Top of Data to use

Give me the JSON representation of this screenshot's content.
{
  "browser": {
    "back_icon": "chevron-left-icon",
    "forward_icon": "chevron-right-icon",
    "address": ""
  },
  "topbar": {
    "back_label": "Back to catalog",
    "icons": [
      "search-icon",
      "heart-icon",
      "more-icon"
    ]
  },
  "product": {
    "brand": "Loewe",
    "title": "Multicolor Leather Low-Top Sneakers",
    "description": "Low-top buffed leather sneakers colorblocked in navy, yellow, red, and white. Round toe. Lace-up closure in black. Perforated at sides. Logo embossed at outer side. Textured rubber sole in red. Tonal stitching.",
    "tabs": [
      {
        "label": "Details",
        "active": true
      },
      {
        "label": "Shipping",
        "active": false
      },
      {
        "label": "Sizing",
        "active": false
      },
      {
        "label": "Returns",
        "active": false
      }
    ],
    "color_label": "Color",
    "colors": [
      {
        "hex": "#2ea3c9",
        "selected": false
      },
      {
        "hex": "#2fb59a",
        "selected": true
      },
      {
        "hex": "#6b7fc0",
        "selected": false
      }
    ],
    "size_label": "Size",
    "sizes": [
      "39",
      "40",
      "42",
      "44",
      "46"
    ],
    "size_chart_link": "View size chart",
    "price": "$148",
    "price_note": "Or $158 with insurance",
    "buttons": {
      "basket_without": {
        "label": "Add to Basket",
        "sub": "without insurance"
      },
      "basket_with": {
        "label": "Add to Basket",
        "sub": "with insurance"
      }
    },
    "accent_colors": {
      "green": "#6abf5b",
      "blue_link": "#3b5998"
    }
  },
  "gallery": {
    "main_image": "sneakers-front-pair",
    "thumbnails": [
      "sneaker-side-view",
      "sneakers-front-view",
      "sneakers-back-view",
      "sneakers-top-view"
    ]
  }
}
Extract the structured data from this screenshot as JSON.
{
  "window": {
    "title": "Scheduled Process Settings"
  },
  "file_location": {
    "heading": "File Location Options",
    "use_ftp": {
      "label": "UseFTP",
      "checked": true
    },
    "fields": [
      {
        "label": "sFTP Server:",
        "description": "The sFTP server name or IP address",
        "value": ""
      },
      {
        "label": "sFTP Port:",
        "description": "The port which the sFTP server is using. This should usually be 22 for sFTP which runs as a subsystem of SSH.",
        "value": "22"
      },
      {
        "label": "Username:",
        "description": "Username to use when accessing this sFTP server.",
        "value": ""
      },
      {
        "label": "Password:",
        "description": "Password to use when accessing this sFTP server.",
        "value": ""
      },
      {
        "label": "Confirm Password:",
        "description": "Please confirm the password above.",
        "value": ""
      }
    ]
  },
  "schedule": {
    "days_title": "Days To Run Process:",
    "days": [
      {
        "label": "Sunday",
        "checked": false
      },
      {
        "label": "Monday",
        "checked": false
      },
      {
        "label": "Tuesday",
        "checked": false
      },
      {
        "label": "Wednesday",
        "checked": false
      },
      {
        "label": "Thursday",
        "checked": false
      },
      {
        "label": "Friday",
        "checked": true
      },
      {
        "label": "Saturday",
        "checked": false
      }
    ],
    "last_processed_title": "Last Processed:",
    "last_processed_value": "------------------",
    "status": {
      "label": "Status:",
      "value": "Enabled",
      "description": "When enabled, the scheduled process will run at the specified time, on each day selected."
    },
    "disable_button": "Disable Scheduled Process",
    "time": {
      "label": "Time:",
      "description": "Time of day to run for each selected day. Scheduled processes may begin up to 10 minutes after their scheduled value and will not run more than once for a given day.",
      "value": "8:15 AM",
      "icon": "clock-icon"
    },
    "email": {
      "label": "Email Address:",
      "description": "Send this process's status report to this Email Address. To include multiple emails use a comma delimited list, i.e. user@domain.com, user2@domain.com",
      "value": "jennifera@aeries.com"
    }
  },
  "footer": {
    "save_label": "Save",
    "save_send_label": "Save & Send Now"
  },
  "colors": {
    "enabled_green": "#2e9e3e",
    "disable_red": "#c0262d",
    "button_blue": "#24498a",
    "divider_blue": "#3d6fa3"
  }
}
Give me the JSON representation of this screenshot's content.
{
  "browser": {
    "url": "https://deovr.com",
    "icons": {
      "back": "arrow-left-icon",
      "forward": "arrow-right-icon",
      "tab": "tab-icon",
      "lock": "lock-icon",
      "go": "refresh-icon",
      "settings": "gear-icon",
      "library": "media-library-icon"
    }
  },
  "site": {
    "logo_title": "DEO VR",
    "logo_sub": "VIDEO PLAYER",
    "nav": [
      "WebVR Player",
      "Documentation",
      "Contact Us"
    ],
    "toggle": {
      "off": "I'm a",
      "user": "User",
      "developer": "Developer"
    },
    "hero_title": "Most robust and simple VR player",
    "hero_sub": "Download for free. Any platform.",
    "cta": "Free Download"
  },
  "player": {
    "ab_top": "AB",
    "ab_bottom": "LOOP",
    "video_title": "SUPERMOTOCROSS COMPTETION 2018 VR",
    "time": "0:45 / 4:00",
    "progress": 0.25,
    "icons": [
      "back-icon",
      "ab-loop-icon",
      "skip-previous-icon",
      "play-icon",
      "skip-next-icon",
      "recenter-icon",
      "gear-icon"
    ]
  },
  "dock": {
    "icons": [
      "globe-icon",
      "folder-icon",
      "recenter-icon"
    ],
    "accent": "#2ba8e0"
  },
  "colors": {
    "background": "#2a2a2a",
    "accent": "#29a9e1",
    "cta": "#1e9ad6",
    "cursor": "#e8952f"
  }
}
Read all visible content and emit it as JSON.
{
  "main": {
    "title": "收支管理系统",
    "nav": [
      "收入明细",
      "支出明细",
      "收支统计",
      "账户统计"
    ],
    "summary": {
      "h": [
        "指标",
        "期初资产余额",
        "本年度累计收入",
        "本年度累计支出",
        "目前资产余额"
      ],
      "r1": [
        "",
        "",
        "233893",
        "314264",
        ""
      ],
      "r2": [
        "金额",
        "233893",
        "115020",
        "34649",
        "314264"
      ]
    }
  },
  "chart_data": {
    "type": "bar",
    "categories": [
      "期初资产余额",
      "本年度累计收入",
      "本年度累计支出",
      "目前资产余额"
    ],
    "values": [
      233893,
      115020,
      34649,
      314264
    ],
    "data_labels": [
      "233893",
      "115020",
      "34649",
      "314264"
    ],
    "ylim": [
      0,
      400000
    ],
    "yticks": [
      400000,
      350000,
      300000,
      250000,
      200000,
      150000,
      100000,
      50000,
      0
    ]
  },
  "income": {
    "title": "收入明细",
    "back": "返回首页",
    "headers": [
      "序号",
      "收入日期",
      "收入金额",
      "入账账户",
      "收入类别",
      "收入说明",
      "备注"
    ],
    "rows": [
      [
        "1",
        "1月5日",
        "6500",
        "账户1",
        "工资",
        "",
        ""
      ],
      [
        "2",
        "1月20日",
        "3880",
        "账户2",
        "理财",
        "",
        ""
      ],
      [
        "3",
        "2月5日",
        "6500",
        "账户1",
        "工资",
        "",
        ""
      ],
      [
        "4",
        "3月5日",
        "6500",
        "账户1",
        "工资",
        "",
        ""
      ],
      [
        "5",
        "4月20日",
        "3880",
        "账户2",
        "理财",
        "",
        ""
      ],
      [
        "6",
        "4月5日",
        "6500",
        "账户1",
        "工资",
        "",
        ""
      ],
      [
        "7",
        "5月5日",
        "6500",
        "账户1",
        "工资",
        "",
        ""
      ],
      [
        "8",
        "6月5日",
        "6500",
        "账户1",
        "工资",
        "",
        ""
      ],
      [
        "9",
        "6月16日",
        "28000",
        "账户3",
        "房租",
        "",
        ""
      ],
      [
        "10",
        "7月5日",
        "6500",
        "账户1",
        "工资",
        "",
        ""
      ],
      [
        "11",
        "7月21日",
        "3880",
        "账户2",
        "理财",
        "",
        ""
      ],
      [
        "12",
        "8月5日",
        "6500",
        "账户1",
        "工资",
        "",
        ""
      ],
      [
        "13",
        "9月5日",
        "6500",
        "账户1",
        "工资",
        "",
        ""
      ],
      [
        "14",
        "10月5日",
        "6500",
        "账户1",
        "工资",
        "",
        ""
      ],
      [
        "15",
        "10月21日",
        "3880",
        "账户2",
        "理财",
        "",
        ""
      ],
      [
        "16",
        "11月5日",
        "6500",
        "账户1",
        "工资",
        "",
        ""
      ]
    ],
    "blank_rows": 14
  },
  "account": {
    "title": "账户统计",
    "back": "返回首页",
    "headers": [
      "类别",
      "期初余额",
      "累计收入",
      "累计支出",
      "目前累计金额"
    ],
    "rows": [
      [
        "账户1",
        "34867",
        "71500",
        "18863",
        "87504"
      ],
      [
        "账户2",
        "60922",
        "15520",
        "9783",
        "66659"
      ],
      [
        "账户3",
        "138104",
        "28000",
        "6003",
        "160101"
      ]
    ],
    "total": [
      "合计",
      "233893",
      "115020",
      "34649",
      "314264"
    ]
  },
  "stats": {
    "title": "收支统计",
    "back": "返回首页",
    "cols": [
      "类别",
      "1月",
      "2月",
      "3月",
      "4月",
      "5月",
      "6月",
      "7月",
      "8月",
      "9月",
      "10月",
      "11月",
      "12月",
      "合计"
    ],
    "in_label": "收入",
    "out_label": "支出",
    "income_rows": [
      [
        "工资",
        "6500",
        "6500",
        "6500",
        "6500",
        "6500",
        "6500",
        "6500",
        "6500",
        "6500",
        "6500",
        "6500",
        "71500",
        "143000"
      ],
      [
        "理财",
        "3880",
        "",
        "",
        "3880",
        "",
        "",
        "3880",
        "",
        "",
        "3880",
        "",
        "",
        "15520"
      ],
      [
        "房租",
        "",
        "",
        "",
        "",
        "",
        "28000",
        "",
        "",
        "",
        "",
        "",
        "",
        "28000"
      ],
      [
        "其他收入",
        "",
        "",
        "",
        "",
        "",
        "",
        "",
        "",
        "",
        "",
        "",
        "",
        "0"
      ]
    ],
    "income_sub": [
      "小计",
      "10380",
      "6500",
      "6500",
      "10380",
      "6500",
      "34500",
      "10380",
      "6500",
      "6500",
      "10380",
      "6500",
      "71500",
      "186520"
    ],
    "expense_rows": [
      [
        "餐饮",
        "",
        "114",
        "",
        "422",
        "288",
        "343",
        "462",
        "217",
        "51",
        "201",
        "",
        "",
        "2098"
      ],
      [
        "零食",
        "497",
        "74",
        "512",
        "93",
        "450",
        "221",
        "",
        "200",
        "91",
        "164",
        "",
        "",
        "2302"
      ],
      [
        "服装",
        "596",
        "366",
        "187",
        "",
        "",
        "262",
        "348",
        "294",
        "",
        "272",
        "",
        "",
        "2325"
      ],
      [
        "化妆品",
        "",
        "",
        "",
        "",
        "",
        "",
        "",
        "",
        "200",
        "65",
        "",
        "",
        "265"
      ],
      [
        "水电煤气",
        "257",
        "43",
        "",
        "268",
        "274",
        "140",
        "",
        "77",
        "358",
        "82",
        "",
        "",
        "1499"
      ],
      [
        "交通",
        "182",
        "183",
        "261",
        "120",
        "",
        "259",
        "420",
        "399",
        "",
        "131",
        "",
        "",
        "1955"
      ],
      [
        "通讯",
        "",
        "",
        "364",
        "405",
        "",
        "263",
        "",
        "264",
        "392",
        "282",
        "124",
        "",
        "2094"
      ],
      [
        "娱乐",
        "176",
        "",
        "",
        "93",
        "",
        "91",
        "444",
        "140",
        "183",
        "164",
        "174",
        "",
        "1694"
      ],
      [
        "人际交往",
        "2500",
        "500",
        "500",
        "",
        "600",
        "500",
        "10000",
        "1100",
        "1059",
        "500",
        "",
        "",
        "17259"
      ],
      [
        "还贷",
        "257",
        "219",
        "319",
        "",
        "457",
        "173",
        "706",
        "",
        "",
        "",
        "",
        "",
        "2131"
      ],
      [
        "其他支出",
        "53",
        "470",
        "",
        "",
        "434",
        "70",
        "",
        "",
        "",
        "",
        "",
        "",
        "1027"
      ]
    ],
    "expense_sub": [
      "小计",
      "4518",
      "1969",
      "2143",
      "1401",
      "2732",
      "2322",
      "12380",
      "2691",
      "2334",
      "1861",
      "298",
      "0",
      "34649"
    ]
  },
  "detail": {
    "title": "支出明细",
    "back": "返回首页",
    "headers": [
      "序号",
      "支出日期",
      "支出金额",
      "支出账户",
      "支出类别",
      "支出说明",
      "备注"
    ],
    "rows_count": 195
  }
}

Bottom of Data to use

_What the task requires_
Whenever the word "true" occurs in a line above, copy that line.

_Response area_
        "active": true
        "selected": true
      "checked": true
        "checked": true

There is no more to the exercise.